First topic message reminder :Cyrtocara moorii 'Blue Dolphin' *Other common names:
Dolphin Cichlid, Hap moorii*Scientific Name: Cyrtocara moorii, Formally Haplochromis moorii Family- Cichlidae *Size:
Maximum of 8 inches (20 cm.) *Natural Habitat:
Widely distributed in Lake Malawi (although not common). The C. moorii were first imported in 1968. Classified as a micro-predator; in the wild, C. moorii has a unique feeding adaptation, it follows close behind substrate-digging cichlids such as Taeniolethrinops praeorbitalis, Fossorochromis rostratus, and Mylochromis lateristriga looking for clouds of sand and detritus then feeding on the small edible organisms and particles that get stirred up behind them as they feed.*Description:
Often known in the hobby as the Malawi Blue Dolphin. The nickname Blue Dolphin originates from the shape of its head; which includes a back head hump and bill like mouth that resembles that one of a dolphin. *Recommended Tank Size and Temperament:
in general peaceful but very territorial. They should be kept in no less then a 55 gallon tank. *Water Parameters:
Temperature: 75°F - 81°F, pH,
7.2 - 8.6*Typical food:
Primarily a carnivore, although either gut loaded meaty foods (such as worms fed with a vegetable or Spirulina Flake and/or Frozen Brine Shrimp or similar that is "enhanced" with Spirulina such as Ocean Nutrition's version are recommended.
In the wild Moorii follow fish that dig in the substrate often stirring up foods such as crustaceans that the Moorii then feed upon. *Breeding:
not easy but can be done, maternal mouth brooder
Both the male and female Blue Moorii will develop a pronounced bump on their head, thus the common name 'Hump-head'!
The Blue Moorii comes from Lake Malawi in Africa. It gets to be rather large, up to 10 inches (25.4 cm), and has an overall blue coloring. Besides developing a lump on its head as an adult, it also has a rather elongated snout, so is also commonly known as the Malawi Blue Dolphin and the Hump-head.

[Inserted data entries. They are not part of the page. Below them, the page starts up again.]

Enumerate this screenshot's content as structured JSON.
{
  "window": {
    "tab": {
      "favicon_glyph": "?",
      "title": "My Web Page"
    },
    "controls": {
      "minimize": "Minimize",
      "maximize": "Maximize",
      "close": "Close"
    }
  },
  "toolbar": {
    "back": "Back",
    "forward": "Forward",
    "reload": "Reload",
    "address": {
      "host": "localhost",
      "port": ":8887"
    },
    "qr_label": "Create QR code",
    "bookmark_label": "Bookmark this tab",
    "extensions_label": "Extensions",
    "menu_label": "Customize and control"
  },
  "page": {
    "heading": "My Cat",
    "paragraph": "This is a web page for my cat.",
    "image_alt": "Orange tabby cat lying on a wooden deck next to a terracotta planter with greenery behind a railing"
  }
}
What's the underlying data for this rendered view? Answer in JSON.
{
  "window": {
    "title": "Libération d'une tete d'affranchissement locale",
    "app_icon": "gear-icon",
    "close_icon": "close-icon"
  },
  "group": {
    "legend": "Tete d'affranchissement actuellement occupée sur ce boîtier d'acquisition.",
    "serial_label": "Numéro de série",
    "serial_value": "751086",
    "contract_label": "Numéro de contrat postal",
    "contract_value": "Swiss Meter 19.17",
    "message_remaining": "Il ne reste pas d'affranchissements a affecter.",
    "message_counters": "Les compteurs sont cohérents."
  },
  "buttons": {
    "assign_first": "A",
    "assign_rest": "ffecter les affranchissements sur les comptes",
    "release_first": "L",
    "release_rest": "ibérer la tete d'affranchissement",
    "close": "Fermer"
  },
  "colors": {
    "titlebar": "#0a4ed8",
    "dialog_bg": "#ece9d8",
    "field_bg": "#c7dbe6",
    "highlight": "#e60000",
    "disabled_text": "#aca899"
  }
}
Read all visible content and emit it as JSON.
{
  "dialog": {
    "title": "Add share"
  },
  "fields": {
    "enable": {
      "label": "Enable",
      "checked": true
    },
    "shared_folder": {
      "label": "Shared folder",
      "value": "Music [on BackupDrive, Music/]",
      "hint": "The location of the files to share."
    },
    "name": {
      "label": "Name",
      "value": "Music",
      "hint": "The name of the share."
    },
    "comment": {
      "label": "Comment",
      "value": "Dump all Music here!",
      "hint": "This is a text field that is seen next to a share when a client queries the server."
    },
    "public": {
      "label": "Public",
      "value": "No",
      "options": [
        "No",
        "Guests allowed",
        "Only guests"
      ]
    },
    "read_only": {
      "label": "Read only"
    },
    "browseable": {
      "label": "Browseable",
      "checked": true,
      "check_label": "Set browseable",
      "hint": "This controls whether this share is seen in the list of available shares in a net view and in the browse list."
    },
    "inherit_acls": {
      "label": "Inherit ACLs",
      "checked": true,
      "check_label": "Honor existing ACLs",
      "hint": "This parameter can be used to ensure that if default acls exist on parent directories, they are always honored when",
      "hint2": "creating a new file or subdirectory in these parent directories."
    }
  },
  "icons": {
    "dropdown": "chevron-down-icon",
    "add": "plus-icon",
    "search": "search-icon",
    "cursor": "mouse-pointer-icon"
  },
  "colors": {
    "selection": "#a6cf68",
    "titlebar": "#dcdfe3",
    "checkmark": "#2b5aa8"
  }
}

This is a more peaceful fish, but durable enough to keep with the more aggressive and generally smaller mbuna species that are also from Lake Malawi. Like all cichlids, the Blue Moorii is territorial. They have a "harem polygyny" nature, where males maintain a territory with several females, so it is best to keep one male with at least three females. It likes an aquarium with a sandy bottom, some rocks with caves for hiding places, and lots of open swimming space. They will burrow but will not harm plants.